If your business is arranging fly fishing holidays all over the world, what do you do on your own holiday? Go fishing of course and that is exactly what Charlotte did at the end of May.
Making the most of my Crooked Island 20 kg weight limit I packed up my Hardy 7#, two 9#’s and an 11#, more flies than any one person should be allowed to have, my Hardy Fortuna reels (and a borrowed one from Peter as my Fortuna X3 was having a holiday of its own in Cuba) and with a small spot still to fill in the bag, evicted the cat and slid in a bottle of gin. I was ready to roll. Two years ago Hurricane Matthew hit the southern Bahamas and Crooked Island suffered widespread damage which is still much in evidence on and around the island but it is heartening to see how much the island and the islanders have recovered, rebuilt and is re-growing.
Although past trips had taken me to Abaco, Grand Bahama and Andros, Crooked Island was an unknown for me; much further south, much more remote and with very few anglers out on the flats as a result. As for why? Certainly not because of the fishing, the guiding or the variety of species to target. With only two flights a week and no swanky hotels, Crooked Island is often overlooked as a fishing destination and that is only to the advantage of those who do venture further south.
There are miles and miles of flats; some hard white sand, some a bit soft in places but perfectly wadeable, some turtle grass and some cruchy coral flats which are mercifully small as they make a quiet approach impossible. Wading is easy and all the boats have poling platforms so you can sneak around, whether in skinny water with eyes peeled for tailing bonefish or in deeper water on the lookout for triggers and permit.
The bonefishing can be quite technical, delicate presentations reap bigger results and once you have had your fill of bonefish, or tide dictates a change, the flats are also home to big permit and oceanic triggerfish. Now, I have a complete weakness for triggerfish; they are awesome target species – tricky, unpredictable and for me, totally addictive. Geoff, my fishing partner for the week, and I were quite happy to spend afternoons chasing triggers much to the bemusement of our guides who thought we were quite mad. The effort was rewarded, in spades. Oceanic triggers are incredibly cool, unlike my fishing tights; much plainer in a casual glance than yellowmargin or titan triggerfish, their bodies are narrow, solid blocks of ocean going muscle with a very solid and upright trigger. The trick? Pip, Pip, Ping. Short, slow strips and set. Well, it worked then but will it next time?
Crooked Island is home to permit; sadly not for me this trip but we saw plenty of permit both in schools and as individuals but sadly not feeding when we saw them, just moving between spots. To add to the species variety, barracuda patrol these waters, from small babies to huge beasts so having a big rod set up with some hefty wire trace is a must; have it ready in much the same way you would have a rod ready in the Indian Ocean in case a GT crosses your sights.On the same vein, the lemon sharks are worth casting a fly at, again with wire trace or heavy mono.Baby tarpon sneak into the lagoons and around the mangroves on Crooked Island, best targeted at low tide before they disappear in the mangroves as the tide rises.

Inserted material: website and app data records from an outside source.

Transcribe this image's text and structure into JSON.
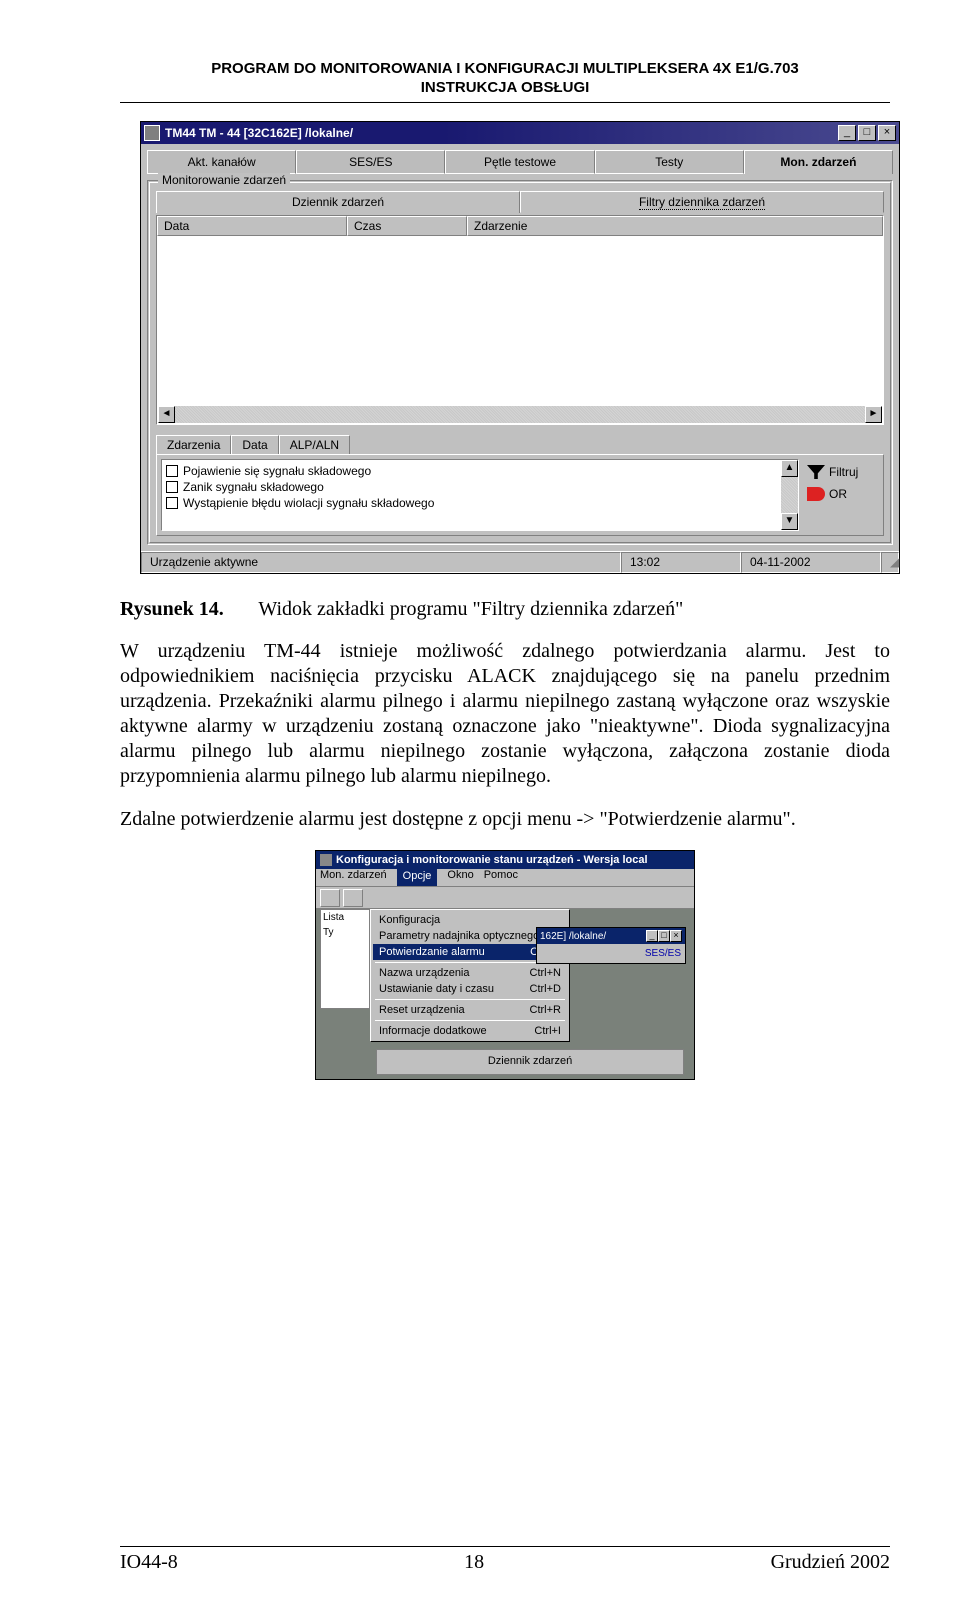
{
  "header": {
    "line1": "PROGRAM DO MONITOROWANIA I KONFIGURACJI MULTIPLEKSERA 4X E1/G.703",
    "line2": "INSTRUKCJA OBSŁUGI"
  },
  "window": {
    "title": "TM44 TM - 44 [32C162E] /lokalne/",
    "tabs": [
      "Akt. kanałów",
      "SES/ES",
      "Pętle testowe",
      "Testy",
      "Mon. zdarzeń"
    ],
    "activeTabIndex": 4,
    "groupLabel": "Monitorowanie zdarzeń",
    "subtabs": [
      "Dziennik zdarzeń",
      "Filtry dziennika zdarzeń"
    ],
    "activeSubtabIndex": 1,
    "columns": [
      "Data",
      "Czas",
      "Zdarzenie"
    ],
    "bottomTabs": [
      "Zdarzenia",
      "Data",
      "ALP/ALN"
    ],
    "checkitems": [
      "Pojawienie się sygnału składowego",
      "Zanik sygnału składowego",
      "Wystąpienie błędu wiolacji sygnału składowego"
    ],
    "side": {
      "filter": "Filtruj",
      "or": "OR"
    },
    "status": {
      "device": "Urządzenie aktywne",
      "time": "13:02",
      "date": "04-11-2002"
    }
  },
  "caption": {
    "label": "Rysunek 14.",
    "text": "Widok zakładki programu \"Filtry dziennika zdarzeń\""
  },
  "body": {
    "p1": "W urządzeniu TM-44 istnieje możliwość zdalnego potwierdzania alarmu. Jest to odpowiednikiem naciśnięcia przycisku ALACK znajdującego się na panelu przednim urządzenia. Przekaźniki alarmu pilnego i alarmu niepilnego zastaną wyłączone oraz wszyskie aktywne alarmy w urządzeniu zostaną oznaczone jako \"nieaktywne\". Dioda sygnalizacyjna alarmu pilnego lub alarmu niepilnego zostanie wyłączona, załączona zostanie dioda przypomnienia alarmu pilnego lub alarmu niepilnego.",
    "p2": "Zdalne potwierdzenie alarmu jest dostępne z opcji menu -> \"Potwierdzenie alarmu\"."
  },
  "menushot": {
    "title": "Konfiguracja i monitorowanie stanu urządzeń  - Wersja local",
    "menubar": [
      "Mon. zdarzeń",
      "Opcje",
      "Okno",
      "Pomoc"
    ],
    "selectedMenuIndex": 1,
    "items": [
      {
        "label": "Konfiguracja",
        "accel": ""
      },
      {
        "label": "Parametry nadajnika optycznego",
        "accel": ""
      },
      {
        "label": "Potwierdzanie alarmu",
        "accel": "Ctrl+A",
        "selected": true
      },
      {
        "sep": true
      },
      {
        "label": "Nazwa urządzenia",
        "accel": "Ctrl+N"
      },
      {
        "label": "Ustawianie daty i czasu",
        "accel": "Ctrl+D"
      },
      {
        "sep": true
      },
      {
        "label": "Reset urządzenia",
        "accel": "Ctrl+R"
      },
      {
        "sep": true
      },
      {
        "label": "Informacje dodatkowe",
        "accel": "Ctrl+I"
      }
    ],
    "listLabels": [
      "Lista",
      "Ty"
    ],
    "child": {
      "title": "162E] /lokalne/",
      "tab": "SES/ES"
    },
    "bottom": "Dziennik zdarzeń"
  },
  "footer": {
    "left": "IO44-8",
    "center": "18",
    "right": "Grudzień 2002"
  }
}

My full trip report will be up and live shortly but I hope that you’ve enjoyed this small insight into the flats for Crooked and Acklins Islands. Please do contact me for more details about Crooked Island or alternatively call the office on to +44(0)1980 847389.